Urban Studies | Wilson Center

Urban Studies

The Convergence of Science and Engineering for Sustaining Coastal Landscapes – Case Study: Louisiana's Comprehensive Master Plan for a Sustainable Coast

Following the devastating impacts of Hurricanes Katrina and Rita, the State of Louisiana assembled experts in coastal restoration as well as transportation and levee specialists to develop the first fully integrated plan to save coastal Louisiana in history – Integrated Ecosystem Restoration and Hurricane Protection: Louisiana's Comprehensive Master Plan for a Sustainable Coast. The plan is a paradigm of cooperation, employing a comprehensive, systems approach to protect Louisiana's coast, its population, vital infrastructure, and habitat in a place of world ecological significance.

Why is Urban Assistance Important? Inserting Urban Issues Into the Development Agenda

This will be the concluding seminar of the CUSP series on Global Urban Poverty. Attendance is limited.
 

Water and Sanitation for the Urban Poor: The Orangi Pilot Project in Karachi, Pakistan and Density & Urban Form in Dakar, Senegal

According to the United Nations, over one billion people lack access to clean water and over two billion have no access to sanitation, the primary cause of diseases like cholera that take the lives of more than 6,000 children in poor countries every day. This seminar will examine the Orangi Pilot Project (OPP) in Karachi, Pakistan. The OPP was established in 1980 with the purpose of overcoming the constraints faced by the government in regularizing and improving katchi abadis (squatter settlements on government land). Dr.

Housing for the Urban Poor

Almost one-third of the world's urban population lives in slums, making the provision of adequate housing a top priority for city residents as well as for national and local governments in the developing world. On Tuesday, May 22, 2007 the Comparative Urban Studies Project organized a seminar on "Housing for the Urban Poor" that examined slum upgrading efforts as well as the role of slum dwellers as active agents in the process of meeting human settlement challenges.

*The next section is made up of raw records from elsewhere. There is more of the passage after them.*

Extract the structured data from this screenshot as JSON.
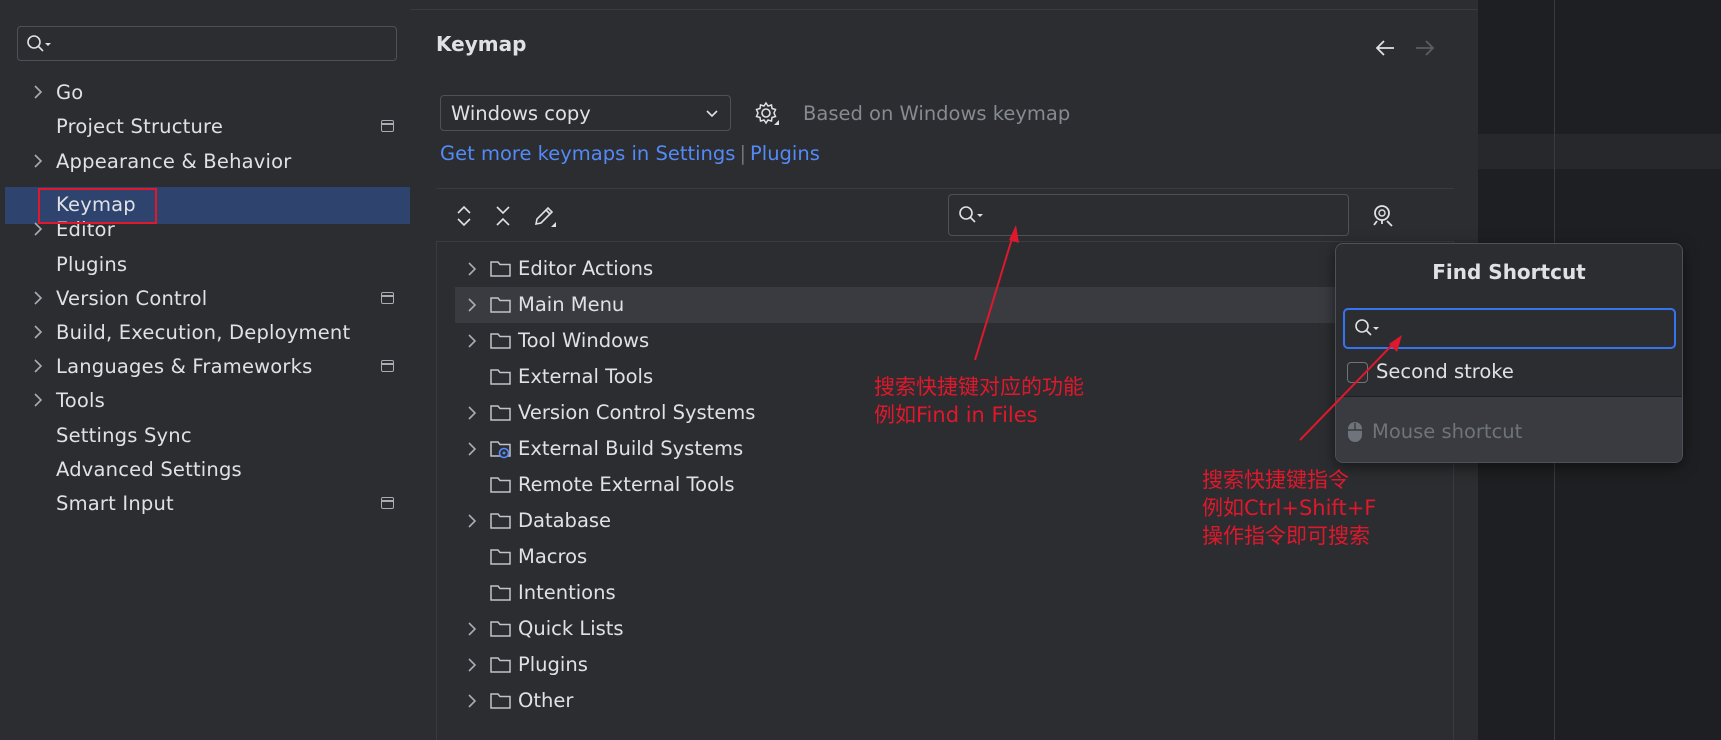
{
  "sidebar": {
    "search": {
      "placeholder": ""
    },
    "items": [
      {
        "label": "Go"
      },
      {
        "label": "Project Structure"
      },
      {
        "label": "Appearance & Behavior"
      },
      {
        "label": "Keymap"
      },
      {
        "label": "Editor"
      },
      {
        "label": "Plugins"
      },
      {
        "label": "Version Control"
      },
      {
        "label": "Build, Execution, Deployment"
      },
      {
        "label": "Languages & Frameworks"
      },
      {
        "label": "Tools"
      },
      {
        "label": "Settings Sync"
      },
      {
        "label": "Advanced Settings"
      },
      {
        "label": "Smart Input"
      }
    ]
  },
  "main": {
    "title": "Keymap",
    "keymap_select": {
      "value": "Windows copy"
    },
    "based_on": "Based on Windows keymap",
    "links": {
      "part1": "Get more keymaps in Settings",
      "separator": "|",
      "part2": "Plugins"
    },
    "tree_search": {
      "placeholder": ""
    },
    "tree": [
      {
        "label": "Editor Actions"
      },
      {
        "label": "Main Menu"
      },
      {
        "label": "Tool Windows"
      },
      {
        "label": "External Tools"
      },
      {
        "label": "Version Control Systems"
      },
      {
        "label": "External Build Systems"
      },
      {
        "label": "Remote External Tools"
      },
      {
        "label": "Database"
      },
      {
        "label": "Macros"
      },
      {
        "label": "Intentions"
      },
      {
        "label": "Quick Lists"
      },
      {
        "label": "Plugins"
      },
      {
        "label": "Other"
      }
    ]
  },
  "find_shortcut": {
    "title": "Find Shortcut",
    "input_placeholder": "",
    "second_stroke_label": "Second stroke",
    "mouse_shortcut_label": "Mouse shortcut"
  },
  "annotations": {
    "search_function_line1": "搜索快捷键对应的功能",
    "search_function_line2": "例如Find in Files",
    "search_shortcut_line1": "搜索快捷键指令",
    "search_shortcut_line2": "例如Ctrl+Shift+F",
    "search_shortcut_line3": "操作指令即可搜索"
  },
  "colors": {
    "background": "#2b2d30",
    "selection": "#2e436e",
    "link": "#548af7",
    "focus": "#3574f0",
    "annotation": "#e0182b"
  }
}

City Solutions for Urbanization, Slums, and the Urban Poor

Date: Monday, March 26, 2007
Time: 1:30 p.m. – 3:30 p.m.
Venue: The Woodrow Wilson International Center for Scholars
Address: One Woodrow Wilson Plaza, 1300 Pennsylvania Avenue, NW

Please join the Urban Development Workgroup for a discussion on City Solutions for Urbanization, Slums, and the Urban Poor. The discussion will focus on the state of urban issues and ways to prepare for an urban future. Panelists will highlight lessons learned and prevention of future slums.
Panelists:

Urban Housing and Policy Exchange with the International Community: HUD's experience

Date: Thursday, March 22, 2007
Time: 12:00 p.m. – 1:00 p.m.
Venue: U.S. Department of Urban Housing and Development
Address: 451 7th Street, SW (South Lobby Entrance)

The Urban Development Workgroup is pleased to invite you to attend a presentation to learn more about the vital service that the U.S. Department of Housing and Urban Development (HUD) provides to the international development community.

Urban Crime and Violence

On March 21, 2007 the Comparative Urban Studies Program hosted a seminar to discuss research and activity emerging in the field about the causes, costs and consequences of urban violence, highlighting innovative policy responses to the problem.

Sustainable Transportation Services for the Urban Poor

On February 20, 2007, the Comparative Urban Studies Project (CUSP) organized a seminar to discuss sustainable transportation services for the urban poor. Ellen Brennan Galvin, lecturer & senior research scholar at the School of Forestry and Environmental Studies at Yale University and CUSP advisory board member, pointed out that the links between poverty and transportation have long been ignored.

Water and Sanitation Services for the Urban Poor

Gordon McGranahan, head of the Human Settlements Group, International Institute for Environment and Development (IIED), discussed the importance of local and community engagement in the provision of water and sanitation services for the urban poor. Although the Millennium Development Goals (MDGs) bring important attention to the problems of unserved urban populations, the international framework for monitoring has produced statistics that are meaningless and often misleading. What is needed, McGranahan argued, are statistics that drive local action and monitor local progress.

Pages